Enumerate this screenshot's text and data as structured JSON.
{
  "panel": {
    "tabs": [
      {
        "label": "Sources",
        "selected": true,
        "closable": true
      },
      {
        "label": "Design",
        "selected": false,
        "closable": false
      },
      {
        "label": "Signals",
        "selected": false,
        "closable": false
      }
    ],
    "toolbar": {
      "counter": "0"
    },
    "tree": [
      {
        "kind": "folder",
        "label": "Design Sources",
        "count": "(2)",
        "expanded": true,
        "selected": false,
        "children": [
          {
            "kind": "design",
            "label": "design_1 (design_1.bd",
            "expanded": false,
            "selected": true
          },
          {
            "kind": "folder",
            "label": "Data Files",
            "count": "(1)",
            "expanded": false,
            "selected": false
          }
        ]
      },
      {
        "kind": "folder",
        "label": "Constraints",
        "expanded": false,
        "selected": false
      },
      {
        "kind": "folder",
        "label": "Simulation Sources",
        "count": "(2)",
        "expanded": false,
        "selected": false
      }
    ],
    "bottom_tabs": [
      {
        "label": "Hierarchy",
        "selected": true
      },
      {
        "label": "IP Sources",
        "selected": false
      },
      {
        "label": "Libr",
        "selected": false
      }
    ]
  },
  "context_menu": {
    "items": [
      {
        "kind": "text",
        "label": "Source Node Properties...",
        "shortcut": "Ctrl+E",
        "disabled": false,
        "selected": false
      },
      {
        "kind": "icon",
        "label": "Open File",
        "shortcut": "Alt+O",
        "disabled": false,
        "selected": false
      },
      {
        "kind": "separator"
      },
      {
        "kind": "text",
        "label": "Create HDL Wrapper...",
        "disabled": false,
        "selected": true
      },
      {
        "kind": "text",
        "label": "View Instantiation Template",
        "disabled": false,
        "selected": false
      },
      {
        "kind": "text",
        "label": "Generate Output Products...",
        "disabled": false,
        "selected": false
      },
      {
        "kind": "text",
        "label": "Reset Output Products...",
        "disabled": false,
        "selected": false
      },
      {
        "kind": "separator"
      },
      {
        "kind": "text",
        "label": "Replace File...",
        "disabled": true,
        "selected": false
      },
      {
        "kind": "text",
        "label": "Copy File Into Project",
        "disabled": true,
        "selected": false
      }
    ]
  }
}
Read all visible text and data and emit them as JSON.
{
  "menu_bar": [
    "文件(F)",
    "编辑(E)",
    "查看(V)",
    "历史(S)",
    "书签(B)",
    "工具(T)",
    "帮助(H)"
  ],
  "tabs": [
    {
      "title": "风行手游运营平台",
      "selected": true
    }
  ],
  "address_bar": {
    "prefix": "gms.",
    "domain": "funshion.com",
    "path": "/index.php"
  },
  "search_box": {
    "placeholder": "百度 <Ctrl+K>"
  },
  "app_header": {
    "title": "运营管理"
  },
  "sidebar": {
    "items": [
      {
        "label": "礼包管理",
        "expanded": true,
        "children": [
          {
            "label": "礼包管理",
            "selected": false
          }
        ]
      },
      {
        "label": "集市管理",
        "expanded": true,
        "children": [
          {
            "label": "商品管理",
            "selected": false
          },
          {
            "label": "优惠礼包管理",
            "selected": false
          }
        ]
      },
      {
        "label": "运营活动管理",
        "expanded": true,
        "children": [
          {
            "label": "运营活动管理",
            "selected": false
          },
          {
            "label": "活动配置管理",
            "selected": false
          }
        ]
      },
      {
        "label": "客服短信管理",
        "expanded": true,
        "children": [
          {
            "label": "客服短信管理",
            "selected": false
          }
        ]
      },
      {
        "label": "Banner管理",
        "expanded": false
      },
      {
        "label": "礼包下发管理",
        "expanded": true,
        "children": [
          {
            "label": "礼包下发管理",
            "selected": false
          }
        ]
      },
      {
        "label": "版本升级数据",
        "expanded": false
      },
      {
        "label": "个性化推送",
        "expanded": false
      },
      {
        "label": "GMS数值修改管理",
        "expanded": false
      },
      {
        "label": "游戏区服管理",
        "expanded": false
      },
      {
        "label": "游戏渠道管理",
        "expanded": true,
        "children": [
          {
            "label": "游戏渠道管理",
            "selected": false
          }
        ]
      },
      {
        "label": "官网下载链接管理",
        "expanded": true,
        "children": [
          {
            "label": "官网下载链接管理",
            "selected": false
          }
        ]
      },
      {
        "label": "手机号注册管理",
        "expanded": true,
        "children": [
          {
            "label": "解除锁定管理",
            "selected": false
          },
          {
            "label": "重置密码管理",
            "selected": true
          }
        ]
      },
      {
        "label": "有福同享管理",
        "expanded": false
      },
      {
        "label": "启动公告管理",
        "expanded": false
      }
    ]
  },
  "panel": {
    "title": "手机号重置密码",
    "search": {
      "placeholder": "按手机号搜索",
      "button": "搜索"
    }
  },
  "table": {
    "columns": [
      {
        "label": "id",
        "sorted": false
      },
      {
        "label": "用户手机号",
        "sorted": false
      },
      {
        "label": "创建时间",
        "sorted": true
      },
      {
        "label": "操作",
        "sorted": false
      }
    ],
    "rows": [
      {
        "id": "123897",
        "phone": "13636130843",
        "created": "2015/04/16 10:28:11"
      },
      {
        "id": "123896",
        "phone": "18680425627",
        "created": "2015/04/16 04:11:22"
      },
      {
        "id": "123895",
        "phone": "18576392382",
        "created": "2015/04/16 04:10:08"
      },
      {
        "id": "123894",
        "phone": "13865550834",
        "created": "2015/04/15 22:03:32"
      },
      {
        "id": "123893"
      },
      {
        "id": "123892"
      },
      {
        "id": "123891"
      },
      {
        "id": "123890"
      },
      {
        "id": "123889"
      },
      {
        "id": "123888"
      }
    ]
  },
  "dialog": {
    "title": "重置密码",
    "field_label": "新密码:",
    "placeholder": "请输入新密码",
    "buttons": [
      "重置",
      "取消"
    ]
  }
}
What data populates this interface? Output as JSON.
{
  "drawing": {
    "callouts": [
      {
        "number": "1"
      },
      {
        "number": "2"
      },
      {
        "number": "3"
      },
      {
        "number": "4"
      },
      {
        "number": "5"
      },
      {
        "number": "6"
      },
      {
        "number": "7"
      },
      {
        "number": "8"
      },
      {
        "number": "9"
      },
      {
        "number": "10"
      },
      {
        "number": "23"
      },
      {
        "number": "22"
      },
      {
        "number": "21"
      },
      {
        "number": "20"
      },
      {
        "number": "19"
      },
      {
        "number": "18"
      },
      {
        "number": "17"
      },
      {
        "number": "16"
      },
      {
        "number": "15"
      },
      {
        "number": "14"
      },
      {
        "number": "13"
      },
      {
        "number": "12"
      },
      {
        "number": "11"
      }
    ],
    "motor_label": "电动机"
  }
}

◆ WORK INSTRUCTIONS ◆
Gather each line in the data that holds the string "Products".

◆ EXERCISE SOLUTION ◆
        "label": "Generate Output Products...",
        "label": "Reset Output Products...",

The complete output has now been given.